● Exercise goal: For this exercise, copy out each line of the material below that includes "Create".

- - - - -

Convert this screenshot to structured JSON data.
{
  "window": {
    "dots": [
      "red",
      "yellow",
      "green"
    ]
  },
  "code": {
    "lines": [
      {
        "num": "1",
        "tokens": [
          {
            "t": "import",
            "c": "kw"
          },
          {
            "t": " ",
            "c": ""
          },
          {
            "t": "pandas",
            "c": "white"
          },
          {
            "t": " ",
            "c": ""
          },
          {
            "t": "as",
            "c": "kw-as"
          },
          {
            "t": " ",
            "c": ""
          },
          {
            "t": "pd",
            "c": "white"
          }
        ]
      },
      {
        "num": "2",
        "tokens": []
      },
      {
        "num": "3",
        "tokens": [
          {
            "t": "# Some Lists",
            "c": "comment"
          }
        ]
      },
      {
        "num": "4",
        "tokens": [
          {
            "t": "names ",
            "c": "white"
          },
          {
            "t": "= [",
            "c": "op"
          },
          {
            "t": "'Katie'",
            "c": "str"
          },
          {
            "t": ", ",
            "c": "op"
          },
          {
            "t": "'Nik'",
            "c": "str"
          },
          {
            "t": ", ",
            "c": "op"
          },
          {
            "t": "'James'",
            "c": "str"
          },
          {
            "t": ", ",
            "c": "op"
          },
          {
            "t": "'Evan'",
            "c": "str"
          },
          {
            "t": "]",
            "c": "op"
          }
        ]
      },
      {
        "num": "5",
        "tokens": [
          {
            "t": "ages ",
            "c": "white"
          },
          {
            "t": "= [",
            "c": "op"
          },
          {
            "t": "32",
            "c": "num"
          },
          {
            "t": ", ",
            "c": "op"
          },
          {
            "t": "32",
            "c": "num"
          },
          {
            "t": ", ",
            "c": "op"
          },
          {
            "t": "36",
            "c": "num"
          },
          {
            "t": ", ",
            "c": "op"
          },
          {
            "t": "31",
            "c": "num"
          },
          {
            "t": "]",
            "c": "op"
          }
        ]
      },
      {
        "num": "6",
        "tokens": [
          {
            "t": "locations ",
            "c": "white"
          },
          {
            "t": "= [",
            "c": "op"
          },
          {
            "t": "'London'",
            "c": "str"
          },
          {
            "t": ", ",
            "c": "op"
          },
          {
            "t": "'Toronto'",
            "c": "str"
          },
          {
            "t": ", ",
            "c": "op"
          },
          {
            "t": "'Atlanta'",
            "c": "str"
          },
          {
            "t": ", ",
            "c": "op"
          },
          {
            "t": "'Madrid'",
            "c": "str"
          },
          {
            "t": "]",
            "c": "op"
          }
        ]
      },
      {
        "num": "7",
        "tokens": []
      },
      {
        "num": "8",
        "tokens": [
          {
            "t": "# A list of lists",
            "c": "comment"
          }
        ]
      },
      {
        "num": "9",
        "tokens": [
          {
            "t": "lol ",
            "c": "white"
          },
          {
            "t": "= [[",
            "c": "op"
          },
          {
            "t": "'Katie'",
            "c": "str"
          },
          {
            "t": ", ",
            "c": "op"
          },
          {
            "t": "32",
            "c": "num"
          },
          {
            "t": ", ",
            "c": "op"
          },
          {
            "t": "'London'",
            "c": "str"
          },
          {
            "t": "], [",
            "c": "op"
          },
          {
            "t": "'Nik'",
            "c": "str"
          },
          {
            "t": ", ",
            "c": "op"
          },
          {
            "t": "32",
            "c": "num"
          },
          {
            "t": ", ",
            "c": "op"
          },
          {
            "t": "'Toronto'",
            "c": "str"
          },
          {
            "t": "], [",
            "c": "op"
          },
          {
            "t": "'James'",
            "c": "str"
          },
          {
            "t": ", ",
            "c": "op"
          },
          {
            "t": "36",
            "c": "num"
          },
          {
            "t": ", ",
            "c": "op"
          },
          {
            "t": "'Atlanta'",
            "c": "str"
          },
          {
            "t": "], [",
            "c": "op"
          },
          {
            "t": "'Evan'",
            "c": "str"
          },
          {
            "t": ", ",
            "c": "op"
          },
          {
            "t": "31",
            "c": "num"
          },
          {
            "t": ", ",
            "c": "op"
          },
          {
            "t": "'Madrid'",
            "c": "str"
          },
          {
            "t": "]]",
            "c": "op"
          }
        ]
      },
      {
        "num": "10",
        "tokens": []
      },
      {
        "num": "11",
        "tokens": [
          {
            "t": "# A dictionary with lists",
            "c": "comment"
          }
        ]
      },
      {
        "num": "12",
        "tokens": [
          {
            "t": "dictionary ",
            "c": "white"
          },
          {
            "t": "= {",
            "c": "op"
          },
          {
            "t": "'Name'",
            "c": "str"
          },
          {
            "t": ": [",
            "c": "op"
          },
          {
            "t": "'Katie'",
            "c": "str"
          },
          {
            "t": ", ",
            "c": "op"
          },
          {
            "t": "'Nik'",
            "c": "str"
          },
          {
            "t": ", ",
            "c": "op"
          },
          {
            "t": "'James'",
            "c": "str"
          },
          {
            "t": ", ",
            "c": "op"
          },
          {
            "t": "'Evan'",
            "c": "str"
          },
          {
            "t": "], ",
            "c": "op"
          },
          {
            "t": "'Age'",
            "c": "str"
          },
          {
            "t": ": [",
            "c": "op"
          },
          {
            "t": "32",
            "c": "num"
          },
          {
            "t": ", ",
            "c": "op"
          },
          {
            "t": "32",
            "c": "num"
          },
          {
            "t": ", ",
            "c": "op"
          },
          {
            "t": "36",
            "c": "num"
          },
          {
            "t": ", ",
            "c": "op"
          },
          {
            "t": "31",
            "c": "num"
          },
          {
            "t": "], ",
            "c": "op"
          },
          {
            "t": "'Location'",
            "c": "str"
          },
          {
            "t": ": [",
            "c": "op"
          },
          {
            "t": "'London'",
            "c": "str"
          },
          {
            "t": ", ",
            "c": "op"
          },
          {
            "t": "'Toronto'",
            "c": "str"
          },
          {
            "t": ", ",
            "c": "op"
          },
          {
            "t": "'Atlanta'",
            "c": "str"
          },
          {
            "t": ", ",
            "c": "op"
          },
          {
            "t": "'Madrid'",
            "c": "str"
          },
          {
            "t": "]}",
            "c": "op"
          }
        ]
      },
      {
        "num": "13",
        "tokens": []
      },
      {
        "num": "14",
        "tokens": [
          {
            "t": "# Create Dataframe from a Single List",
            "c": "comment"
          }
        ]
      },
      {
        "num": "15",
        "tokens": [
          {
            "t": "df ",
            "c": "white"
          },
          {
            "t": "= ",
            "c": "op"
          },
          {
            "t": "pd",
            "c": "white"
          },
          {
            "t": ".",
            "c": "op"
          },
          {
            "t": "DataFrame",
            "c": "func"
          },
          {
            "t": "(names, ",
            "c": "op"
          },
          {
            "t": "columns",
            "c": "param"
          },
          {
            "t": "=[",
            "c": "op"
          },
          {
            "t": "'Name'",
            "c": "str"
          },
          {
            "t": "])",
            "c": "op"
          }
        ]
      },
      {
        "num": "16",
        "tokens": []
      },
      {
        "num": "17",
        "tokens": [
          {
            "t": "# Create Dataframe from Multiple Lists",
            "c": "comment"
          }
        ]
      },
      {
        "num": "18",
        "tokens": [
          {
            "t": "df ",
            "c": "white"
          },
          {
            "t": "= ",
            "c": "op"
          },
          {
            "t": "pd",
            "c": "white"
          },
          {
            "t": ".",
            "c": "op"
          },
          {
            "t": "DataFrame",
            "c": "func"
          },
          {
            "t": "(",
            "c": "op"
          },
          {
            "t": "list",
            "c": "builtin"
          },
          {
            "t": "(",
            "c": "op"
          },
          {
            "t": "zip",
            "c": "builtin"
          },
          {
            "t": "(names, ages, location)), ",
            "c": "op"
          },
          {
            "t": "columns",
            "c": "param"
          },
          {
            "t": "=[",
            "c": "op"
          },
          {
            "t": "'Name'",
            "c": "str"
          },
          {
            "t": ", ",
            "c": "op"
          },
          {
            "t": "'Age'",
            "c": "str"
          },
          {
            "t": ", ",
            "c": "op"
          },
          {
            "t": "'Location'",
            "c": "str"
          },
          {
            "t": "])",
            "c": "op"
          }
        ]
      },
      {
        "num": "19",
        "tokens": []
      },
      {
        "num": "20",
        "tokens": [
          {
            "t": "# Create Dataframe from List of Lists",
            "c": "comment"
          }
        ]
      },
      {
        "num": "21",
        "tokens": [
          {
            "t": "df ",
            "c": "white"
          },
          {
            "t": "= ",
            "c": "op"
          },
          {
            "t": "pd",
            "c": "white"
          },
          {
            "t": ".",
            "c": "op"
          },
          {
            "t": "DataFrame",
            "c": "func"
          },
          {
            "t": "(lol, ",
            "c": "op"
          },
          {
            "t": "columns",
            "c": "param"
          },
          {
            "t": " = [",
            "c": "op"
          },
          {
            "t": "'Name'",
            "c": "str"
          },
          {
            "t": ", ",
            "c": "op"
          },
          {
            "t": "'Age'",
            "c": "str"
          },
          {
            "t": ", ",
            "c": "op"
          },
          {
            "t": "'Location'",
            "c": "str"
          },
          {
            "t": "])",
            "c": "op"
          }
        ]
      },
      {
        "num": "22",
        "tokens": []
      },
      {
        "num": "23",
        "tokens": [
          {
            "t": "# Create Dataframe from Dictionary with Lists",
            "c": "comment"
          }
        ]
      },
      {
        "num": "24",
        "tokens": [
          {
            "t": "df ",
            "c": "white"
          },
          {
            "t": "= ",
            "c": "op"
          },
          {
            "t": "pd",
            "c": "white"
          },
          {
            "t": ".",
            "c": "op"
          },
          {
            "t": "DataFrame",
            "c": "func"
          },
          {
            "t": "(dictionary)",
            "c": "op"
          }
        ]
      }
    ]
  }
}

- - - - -

● Your response:
            "t": "# Create Dataframe from a Single List",
            "t": "# Create Dataframe from Multiple Lists",
            "t": "# Create Dataframe from List of Lists",
            "t": "# Create Dataframe from Dictionary with Lists",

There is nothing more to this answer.